▶ **TASK TO CARRY OUT**
Print the whole listing exactly as it appears, but skip the pictures.

▶ **EXTRACTED ENTRIES**
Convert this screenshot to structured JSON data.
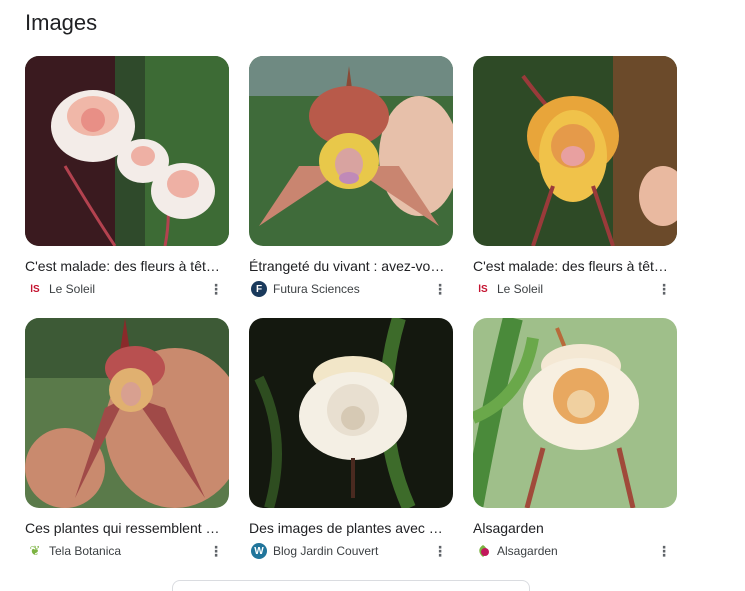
{
  "section": {
    "title": "Images"
  },
  "cards": [
    {
      "caption": "C'est malade: des fleurs à têt…",
      "source": "Le Soleil",
      "favicon": "ls-favicon",
      "favicon_color": "#c4122f"
    },
    {
      "caption": "Étrangeté du vivant : avez-vo…",
      "source": "Futura Sciences",
      "favicon": "futura-favicon",
      "favicon_color": "#1a3a5c"
    },
    {
      "caption": "C'est malade: des fleurs à têt…",
      "source": "Le Soleil",
      "favicon": "ls-favicon",
      "favicon_color": "#c4122f"
    },
    {
      "caption": "Ces plantes qui ressemblent …",
      "source": "Tela Botanica",
      "favicon": "leaf-favicon",
      "favicon_color": "#7cb342"
    },
    {
      "caption": "Des images de plantes avec …",
      "source": "Blog Jardin Couvert",
      "favicon": "wordpress-favicon",
      "favicon_color": "#21759b"
    },
    {
      "caption": "Alsagarden",
      "source": "Alsagarden",
      "favicon": "alsagarden-favicon",
      "favicon_color": "#c2185b"
    }
  ],
  "icons": {
    "more": "more-vert-icon"
  }
}
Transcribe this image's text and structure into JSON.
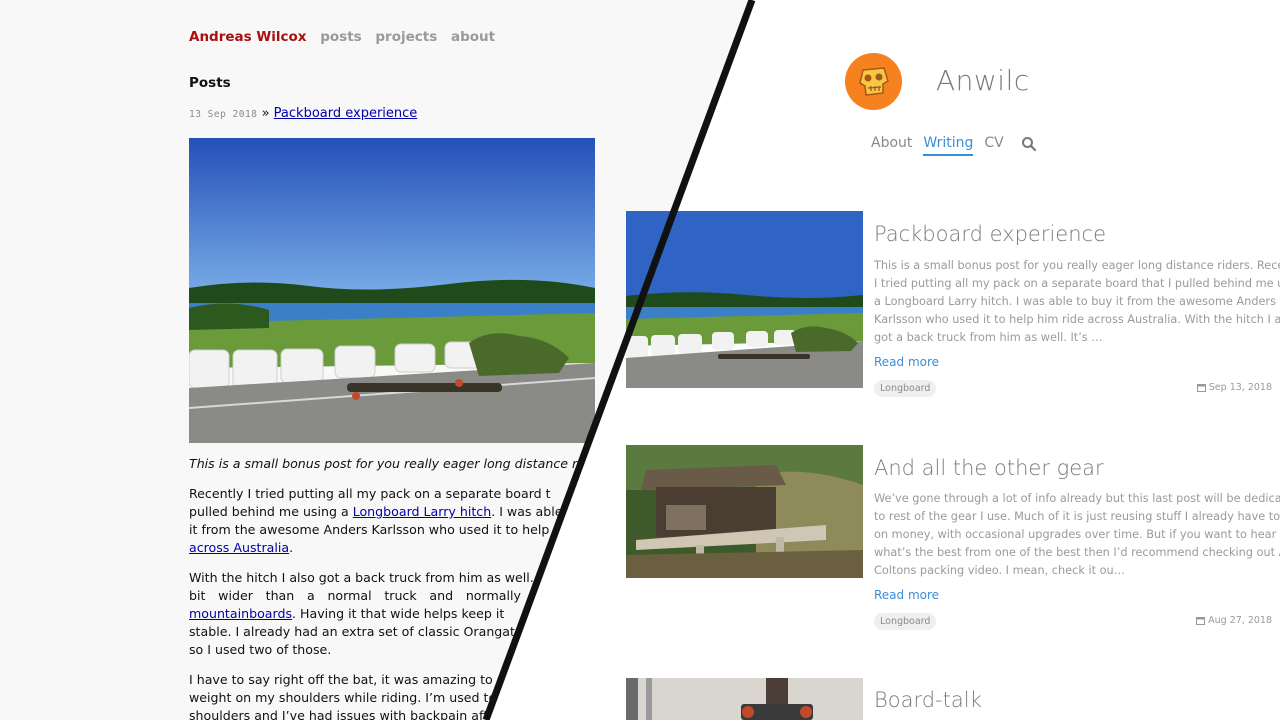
{
  "left": {
    "nav": {
      "brand": "Andreas Wilcox",
      "items": [
        "posts",
        "projects",
        "about"
      ]
    },
    "heading": "Posts",
    "post": {
      "date": "13 Sep 2018",
      "sep": "»",
      "title": "Packboard experience"
    },
    "body": {
      "lede": "This is a small bonus post for you really eager long distance ride",
      "p1_l1": "Recently I tried putting all my pack on a separate board t",
      "p1_l2a": "pulled behind me using a ",
      "p1_l2link": "Longboard Larry hitch",
      "p1_l2b": ". I was able t",
      "p1_l3": "it from the awesome Anders Karlsson who used it to help hi",
      "p1_l4link": "across Australia",
      "p1_l4b": ".",
      "p2_l1": "With the hitch I also got a back truck from him as well. I",
      "p2_l2": [
        "bit",
        "wider",
        "than",
        "a",
        "normal",
        "truck",
        "and",
        "normally"
      ],
      "p2_l3link": "mountainboards",
      "p2_l3b": ". Having it that wide helps keep it",
      "p2_l4": "stable. I already had an extra set of classic Orangat",
      "p2_l5": "so I used two of those.",
      "p3_l1": "I have to say right off the bat, it was amazing to n",
      "p3_l2": "weight on my shoulders while riding. I’m used to",
      "p3_l3": "shoulders and I’ve had issues with backpain after"
    }
  },
  "right": {
    "site_title": "Anwilc",
    "nav": {
      "about": "About",
      "writing": "Writing",
      "cv": "CV"
    },
    "posts": [
      {
        "title": "Packboard experience",
        "excerpt": [
          "This is a small bonus post for you really eager long distance riders. Recently",
          "I tried putting all my pack on a separate board that I pulled behind me using",
          "a Longboard Larry hitch. I was able to buy it from the awesome Anders",
          "Karlsson who used it to help him ride across Australia. With the hitch I also",
          "got a back truck from him as well. It’s …"
        ],
        "read_more": "Read more",
        "tag": "Longboard",
        "date": "Sep 13, 2018"
      },
      {
        "title": "And all the other gear",
        "excerpt": [
          "We’ve gone through a lot of info already but this last post will be dedicated",
          "to rest of the gear I use. Much of it is just reusing stuff I already have to save",
          "on money, with occasional upgrades over time. But if you want to hear",
          "what’s the best from one of the best then I’d recommend checking out Adam",
          "Coltons packing video. I mean, check it ou…"
        ],
        "read_more": "Read more",
        "tag": "Longboard",
        "date": "Aug 27, 2018"
      },
      {
        "title": "Board-talk"
      }
    ]
  },
  "icons": {
    "logo": "skull-logo-icon",
    "search": "search-icon",
    "calendar": "calendar-icon"
  },
  "colors": {
    "accent": "#3a8ed8",
    "brand_red": "#a81010",
    "logo_orange": "#f5821f"
  }
}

▶ **ANSWER SPACE**
Convert this screenshot to structured JSON data.
{
  "section": {
    "title": "Images"
  },
  "cards": [
    {
      "caption": "C'est malade: des fleurs à têt…",
      "source": "Le Soleil",
      "favicon": "ls-favicon",
      "favicon_color": "#c4122f"
    },
    {
      "caption": "Étrangeté du vivant : avez-vo…",
      "source": "Futura Sciences",
      "favicon": "futura-favicon",
      "favicon_color": "#1a3a5c"
    },
    {
      "caption": "C'est malade: des fleurs à têt…",
      "source": "Le Soleil",
      "favicon": "ls-favicon",
      "favicon_color": "#c4122f"
    },
    {
      "caption": "Ces plantes qui ressemblent …",
      "source": "Tela Botanica",
      "favicon": "leaf-favicon",
      "favicon_color": "#7cb342"
    },
    {
      "caption": "Des images de plantes avec …",
      "source": "Blog Jardin Couvert",
      "favicon": "wordpress-favicon",
      "favicon_color": "#21759b"
    },
    {
      "caption": "Alsagarden",
      "source": "Alsagarden",
      "favicon": "alsagarden-favicon",
      "favicon_color": "#c2185b"
    }
  ],
  "icons": {
    "more": "more-vert-icon"
  }
}
Transcribe this image's text and structure into JSON.
{
  "left": {
    "nav": {
      "brand": "Andreas Wilcox",
      "items": [
        "posts",
        "projects",
        "about"
      ]
    },
    "heading": "Posts",
    "post": {
      "date": "13 Sep 2018",
      "sep": "»",
      "title": "Packboard experience"
    },
    "body": {
      "lede": "This is a small bonus post for you really eager long distance ride",
      "p1_l1": "Recently I tried putting all my pack on a separate board t",
      "p1_l2a": "pulled behind me using a ",
      "p1_l2link": "Longboard Larry hitch",
      "p1_l2b": ". I was able t",
      "p1_l3": "it from the awesome Anders Karlsson who used it to help hi",
      "p1_l4link": "across Australia",
      "p1_l4b": ".",
      "p2_l1": "With the hitch I also got a back truck from him as well. I",
      "p2_l2": [
        "bit",
        "wider",
        "than",
        "a",
        "normal",
        "truck",
        "and",
        "normally"
      ],
      "p2_l3link": "mountainboards",
      "p2_l3b": ". Having it that wide helps keep it",
      "p2_l4": "stable. I already had an extra set of classic Orangat",
      "p2_l5": "so I used two of those.",
      "p3_l1": "I have to say right off the bat, it was amazing to n",
      "p3_l2": "weight on my shoulders while riding. I’m used to",
      "p3_l3": "shoulders and I’ve had issues with backpain after"
    }
  },
  "right": {
    "site_title": "Anwilc",
    "nav": {
      "about": "About",
      "writing": "Writing",
      "cv": "CV"
    },
    "posts": [
      {
        "title": "Packboard experience",
        "excerpt": [
          "This is a small bonus post for you really eager long distance riders. Recently",
          "I tried putting all my pack on a separate board that I pulled behind me using",
          "a Longboard Larry hitch. I was able to buy it from the awesome Anders",
          "Karlsson who used it to help him ride across Australia. With the hitch I also",
          "got a back truck from him as well. It’s …"
        ],
        "read_more": "Read more",
        "tag": "Longboard",
        "date": "Sep 13, 2018"
      },
      {
        "title": "And all the other gear",
        "excerpt": [
          "We’ve gone through a lot of info already but this last post will be dedicated",
          "to rest of the gear I use. Much of it is just reusing stuff I already have to save",
          "on money, with occasional upgrades over time. But if you want to hear",
          "what’s the best from one of the best then I’d recommend checking out Adam",
          "Coltons packing video. I mean, check it ou…"
        ],
        "read_more": "Read more",
        "tag": "Longboard",
        "date": "Aug 27, 2018"
      },
      {
        "title": "Board-talk"
      }
    ]
  },
  "icons": {
    "logo": "skull-logo-icon",
    "search": "search-icon",
    "calendar": "calendar-icon"
  },
  "colors": {
    "accent": "#3a8ed8",
    "brand_red": "#a81010",
    "logo_orange": "#f5821f"
  }
}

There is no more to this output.